> **TASK BRIEF**:
Please write out the data below once more, exactly as it stands.

*** STUDY MATERIAL ***

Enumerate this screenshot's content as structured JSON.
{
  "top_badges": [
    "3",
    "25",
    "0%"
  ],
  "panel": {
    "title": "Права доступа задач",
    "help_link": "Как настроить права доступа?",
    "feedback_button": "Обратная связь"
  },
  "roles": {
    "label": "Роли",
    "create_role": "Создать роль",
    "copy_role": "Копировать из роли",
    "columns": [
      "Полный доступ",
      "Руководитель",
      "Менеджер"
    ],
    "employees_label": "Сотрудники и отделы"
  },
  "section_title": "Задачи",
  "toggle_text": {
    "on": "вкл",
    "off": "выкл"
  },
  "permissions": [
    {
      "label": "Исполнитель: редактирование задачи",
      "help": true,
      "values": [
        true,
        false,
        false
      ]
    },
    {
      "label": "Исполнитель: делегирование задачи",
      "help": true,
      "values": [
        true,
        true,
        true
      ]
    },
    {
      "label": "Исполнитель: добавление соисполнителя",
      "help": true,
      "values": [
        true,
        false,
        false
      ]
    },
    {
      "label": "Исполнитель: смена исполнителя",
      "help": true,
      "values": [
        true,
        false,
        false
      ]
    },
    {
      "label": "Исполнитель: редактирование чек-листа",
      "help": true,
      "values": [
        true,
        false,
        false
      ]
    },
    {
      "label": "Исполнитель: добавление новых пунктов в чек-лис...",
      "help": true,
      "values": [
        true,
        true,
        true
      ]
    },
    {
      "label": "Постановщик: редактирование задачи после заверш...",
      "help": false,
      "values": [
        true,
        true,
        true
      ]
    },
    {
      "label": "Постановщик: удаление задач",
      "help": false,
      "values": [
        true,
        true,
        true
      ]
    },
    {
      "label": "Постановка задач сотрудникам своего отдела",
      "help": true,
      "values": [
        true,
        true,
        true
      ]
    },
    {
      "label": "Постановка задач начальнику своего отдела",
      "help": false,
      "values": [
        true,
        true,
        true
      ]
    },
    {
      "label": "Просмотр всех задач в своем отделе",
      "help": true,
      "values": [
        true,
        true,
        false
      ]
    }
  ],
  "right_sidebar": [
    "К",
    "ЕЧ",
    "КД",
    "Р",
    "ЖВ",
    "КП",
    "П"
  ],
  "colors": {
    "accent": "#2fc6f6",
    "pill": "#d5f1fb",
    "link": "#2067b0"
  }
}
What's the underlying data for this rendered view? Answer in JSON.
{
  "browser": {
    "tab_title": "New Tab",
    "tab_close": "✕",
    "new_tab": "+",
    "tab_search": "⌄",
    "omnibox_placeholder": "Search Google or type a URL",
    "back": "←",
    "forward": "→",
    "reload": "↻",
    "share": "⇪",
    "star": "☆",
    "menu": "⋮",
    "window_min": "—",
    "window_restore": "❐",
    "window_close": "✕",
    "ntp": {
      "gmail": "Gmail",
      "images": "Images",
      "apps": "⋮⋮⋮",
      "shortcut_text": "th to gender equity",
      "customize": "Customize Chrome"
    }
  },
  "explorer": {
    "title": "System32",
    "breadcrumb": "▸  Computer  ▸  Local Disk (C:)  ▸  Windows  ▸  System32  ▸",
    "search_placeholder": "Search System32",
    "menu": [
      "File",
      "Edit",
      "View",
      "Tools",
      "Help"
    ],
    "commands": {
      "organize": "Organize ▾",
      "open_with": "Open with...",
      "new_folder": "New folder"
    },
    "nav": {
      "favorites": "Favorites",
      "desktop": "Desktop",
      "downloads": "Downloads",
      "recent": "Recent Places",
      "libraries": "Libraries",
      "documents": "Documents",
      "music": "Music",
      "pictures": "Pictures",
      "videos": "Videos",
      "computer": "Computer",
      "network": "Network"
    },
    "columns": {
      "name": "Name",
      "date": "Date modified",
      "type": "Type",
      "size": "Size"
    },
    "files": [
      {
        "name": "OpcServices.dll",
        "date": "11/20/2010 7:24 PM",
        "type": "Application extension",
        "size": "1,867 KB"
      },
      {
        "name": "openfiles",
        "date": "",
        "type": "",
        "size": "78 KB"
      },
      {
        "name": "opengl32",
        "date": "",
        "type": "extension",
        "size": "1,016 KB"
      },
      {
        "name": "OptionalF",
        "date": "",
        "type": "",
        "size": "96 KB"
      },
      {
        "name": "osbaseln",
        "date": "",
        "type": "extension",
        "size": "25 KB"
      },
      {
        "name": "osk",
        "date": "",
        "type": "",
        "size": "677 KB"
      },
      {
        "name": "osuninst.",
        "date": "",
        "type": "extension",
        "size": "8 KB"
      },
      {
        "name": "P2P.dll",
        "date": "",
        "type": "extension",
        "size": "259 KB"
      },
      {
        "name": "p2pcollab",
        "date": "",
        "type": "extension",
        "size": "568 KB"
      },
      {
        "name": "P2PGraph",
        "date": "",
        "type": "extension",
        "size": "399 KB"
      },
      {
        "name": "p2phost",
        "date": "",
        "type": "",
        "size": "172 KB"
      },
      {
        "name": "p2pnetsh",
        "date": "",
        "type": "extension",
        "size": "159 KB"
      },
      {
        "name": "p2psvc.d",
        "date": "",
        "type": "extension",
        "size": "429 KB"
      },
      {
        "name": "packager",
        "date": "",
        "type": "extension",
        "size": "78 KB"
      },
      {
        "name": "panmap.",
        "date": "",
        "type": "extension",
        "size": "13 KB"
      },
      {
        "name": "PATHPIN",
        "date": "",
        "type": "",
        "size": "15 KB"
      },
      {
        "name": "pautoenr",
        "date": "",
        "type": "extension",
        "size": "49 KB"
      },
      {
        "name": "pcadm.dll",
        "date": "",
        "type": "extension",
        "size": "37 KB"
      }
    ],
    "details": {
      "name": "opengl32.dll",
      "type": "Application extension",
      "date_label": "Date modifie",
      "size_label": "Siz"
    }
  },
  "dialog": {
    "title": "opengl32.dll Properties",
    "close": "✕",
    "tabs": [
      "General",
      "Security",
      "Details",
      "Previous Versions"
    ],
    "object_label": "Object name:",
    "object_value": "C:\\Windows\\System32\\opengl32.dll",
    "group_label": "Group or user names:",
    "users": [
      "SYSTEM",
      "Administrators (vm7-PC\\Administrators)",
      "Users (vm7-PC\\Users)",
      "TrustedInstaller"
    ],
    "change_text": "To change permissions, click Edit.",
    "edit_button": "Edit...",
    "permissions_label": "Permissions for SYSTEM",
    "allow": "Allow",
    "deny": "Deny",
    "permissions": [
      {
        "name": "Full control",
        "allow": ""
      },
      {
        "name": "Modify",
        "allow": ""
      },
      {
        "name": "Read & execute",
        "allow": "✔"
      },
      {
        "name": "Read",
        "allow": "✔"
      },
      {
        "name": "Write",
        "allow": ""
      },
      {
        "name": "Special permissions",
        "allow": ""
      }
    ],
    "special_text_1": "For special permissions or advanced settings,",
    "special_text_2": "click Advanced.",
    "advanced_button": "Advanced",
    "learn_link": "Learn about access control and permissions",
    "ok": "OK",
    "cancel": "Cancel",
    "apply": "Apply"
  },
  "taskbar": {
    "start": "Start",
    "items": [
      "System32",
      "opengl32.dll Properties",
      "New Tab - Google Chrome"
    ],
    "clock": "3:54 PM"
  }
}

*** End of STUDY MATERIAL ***

> **SOLUTION TO THE EXERCISE**:
Enumerate this screenshot's content as structured JSON.
{
  "top_badges": [
    "3",
    "25",
    "0%"
  ],
  "panel": {
    "title": "Права доступа задач",
    "help_link": "Как настроить права доступа?",
    "feedback_button": "Обратная связь"
  },
  "roles": {
    "label": "Роли",
    "create_role": "Создать роль",
    "copy_role": "Копировать из роли",
    "columns": [
      "Полный доступ",
      "Руководитель",
      "Менеджер"
    ],
    "employees_label": "Сотрудники и отделы"
  },
  "section_title": "Задачи",
  "toggle_text": {
    "on": "вкл",
    "off": "выкл"
  },
  "permissions": [
    {
      "label": "Исполнитель: редактирование задачи",
      "help": true,
      "values": [
        true,
        false,
        false
      ]
    },
    {
      "label": "Исполнитель: делегирование задачи",
      "help": true,
      "values": [
        true,
        true,
        true
      ]
    },
    {
      "label": "Исполнитель: добавление соисполнителя",
      "help": true,
      "values": [
        true,
        false,
        false
      ]
    },
    {
      "label": "Исполнитель: смена исполнителя",
      "help": true,
      "values": [
        true,
        false,
        false
      ]
    },
    {
      "label": "Исполнитель: редактирование чек-листа",
      "help": true,
      "values": [
        true,
        false,
        false
      ]
    },
    {
      "label": "Исполнитель: добавление новых пунктов в чек-лис...",
      "help": true,
      "values": [
        true,
        true,
        true
      ]
    },
    {
      "label": "Постановщик: редактирование задачи после заверш...",
      "help": false,
      "values": [
        true,
        true,
        true
      ]
    },
    {
      "label": "Постановщик: удаление задач",
      "help": false,
      "values": [
        true,
        true,
        true
      ]
    },
    {
      "label": "Постановка задач сотрудникам своего отдела",
      "help": true,
      "values": [
        true,
        true,
        true
      ]
    },
    {
      "label": "Постановка задач начальнику своего отдела",
      "help": false,
      "values": [
        true,
        true,
        true
      ]
    },
    {
      "label": "Просмотр всех задач в своем отделе",
      "help": true,
      "values": [
        true,
        true,
        false
      ]
    }
  ],
  "right_sidebar": [
    "К",
    "ЕЧ",
    "КД",
    "Р",
    "ЖВ",
    "КП",
    "П"
  ],
  "colors": {
    "accent": "#2fc6f6",
    "pill": "#d5f1fb",
    "link": "#2067b0"
  }
}
What's the underlying data for this rendered view? Answer in JSON.
{
  "browser": {
    "tab_title": "New Tab",
    "tab_close": "✕",
    "new_tab": "+",
    "tab_search": "⌄",
    "omnibox_placeholder": "Search Google or type a URL",
    "back": "←",
    "forward": "→",
    "reload": "↻",
    "share": "⇪",
    "star": "☆",
    "menu": "⋮",
    "window_min": "—",
    "window_restore": "❐",
    "window_close": "✕",
    "ntp": {
      "gmail": "Gmail",
      "images": "Images",
      "apps": "⋮⋮⋮",
      "shortcut_text": "th to gender equity",
      "customize": "Customize Chrome"
    }
  },
  "explorer": {
    "title": "System32",
    "breadcrumb": "▸  Computer  ▸  Local Disk (C:)  ▸  Windows  ▸  System32  ▸",
    "search_placeholder": "Search System32",
    "menu": [
      "File",
      "Edit",
      "View",
      "Tools",
      "Help"
    ],
    "commands": {
      "organize": "Organize ▾",
      "open_with": "Open with...",
      "new_folder": "New folder"
    },
    "nav": {
      "favorites": "Favorites",
      "desktop": "Desktop",
      "downloads": "Downloads",
      "recent": "Recent Places",
      "libraries": "Libraries",
      "documents": "Documents",
      "music": "Music",
      "pictures": "Pictures",
      "videos": "Videos",
      "computer": "Computer",
      "network": "Network"
    },
    "columns": {
      "name": "Name",
      "date": "Date modified",
      "type": "Type",
      "size": "Size"
    },
    "files": [
      {
        "name": "OpcServices.dll",
        "date": "11/20/2010 7:24 PM",
        "type": "Application extension",
        "size": "1,867 KB"
      },
      {
        "name": "openfiles",
        "date": "",
        "type": "",
        "size": "78 KB"
      },
      {
        "name": "opengl32",
        "date": "",
        "type": "extension",
        "size": "1,016 KB"
      },
      {
        "name": "OptionalF",
        "date": "",
        "type": "",
        "size": "96 KB"
      },
      {
        "name": "osbaseln",
        "date": "",
        "type": "extension",
        "size": "25 KB"
      },
      {
        "name": "osk",
        "date": "",
        "type": "",
        "size": "677 KB"
      },
      {
        "name": "osuninst.",
        "date": "",
        "type": "extension",
        "size": "8 KB"
      },
      {
        "name": "P2P.dll",
        "date": "",
        "type": "extension",
        "size": "259 KB"
      },
      {
        "name": "p2pcollab",
        "date": "",
        "type": "extension",
        "size": "568 KB"
      },
      {
        "name": "P2PGraph",
        "date": "",
        "type": "extension",
        "size": "399 KB"
      },
      {
        "name": "p2phost",
        "date": "",
        "type": "",
        "size": "172 KB"
      },
      {
        "name": "p2pnetsh",
        "date": "",
        "type": "extension",
        "size": "159 KB"
      },
      {
        "name": "p2psvc.d",
        "date": "",
        "type": "extension",
        "size": "429 KB"
      },
      {
        "name": "packager",
        "date": "",
        "type": "extension",
        "size": "78 KB"
      },
      {
        "name": "panmap.",
        "date": "",
        "type": "extension",
        "size": "13 KB"
      },
      {
        "name": "PATHPIN",
        "date": "",
        "type": "",
        "size": "15 KB"
      },
      {
        "name": "pautoenr",
        "date": "",
        "type": "extension",
        "size": "49 KB"
      },
      {
        "name": "pcadm.dll",
        "date": "",
        "type": "extension",
        "size": "37 KB"
      }
    ],
    "details": {
      "name": "opengl32.dll",
      "type": "Application extension",
      "date_label": "Date modifie",
      "size_label": "Siz"
    }
  },
  "dialog": {
    "title": "opengl32.dll Properties",
    "close": "✕",
    "tabs": [
      "General",
      "Security",
      "Details",
      "Previous Versions"
    ],
    "object_label": "Object name:",
    "object_value": "C:\\Windows\\System32\\opengl32.dll",
    "group_label": "Group or user names:",
    "users": [
      "SYSTEM",
      "Administrators (vm7-PC\\Administrators)",
      "Users (vm7-PC\\Users)",
      "TrustedInstaller"
    ],
    "change_text": "To change permissions, click Edit.",
    "edit_button": "Edit...",
    "permissions_label": "Permissions for SYSTEM",
    "allow": "Allow",
    "deny": "Deny",
    "permissions": [
      {
        "name": "Full control",
        "allow": ""
      },
      {
        "name": "Modify",
        "allow": ""
      },
      {
        "name": "Read & execute",
        "allow": "✔"
      },
      {
        "name": "Read",
        "allow": "✔"
      },
      {
        "name": "Write",
        "allow": ""
      },
      {
        "name": "Special permissions",
        "allow": ""
      }
    ],
    "special_text_1": "For special permissions or advanced settings,",
    "special_text_2": "click Advanced.",
    "advanced_button": "Advanced",
    "learn_link": "Learn about access control and permissions",
    "ok": "OK",
    "cancel": "Cancel",
    "apply": "Apply"
  },
  "taskbar": {
    "start": "Start",
    "items": [
      "System32",
      "opengl32.dll Properties",
      "New Tab - Google Chrome"
    ],
    "clock": "3:54 PM"
  }
}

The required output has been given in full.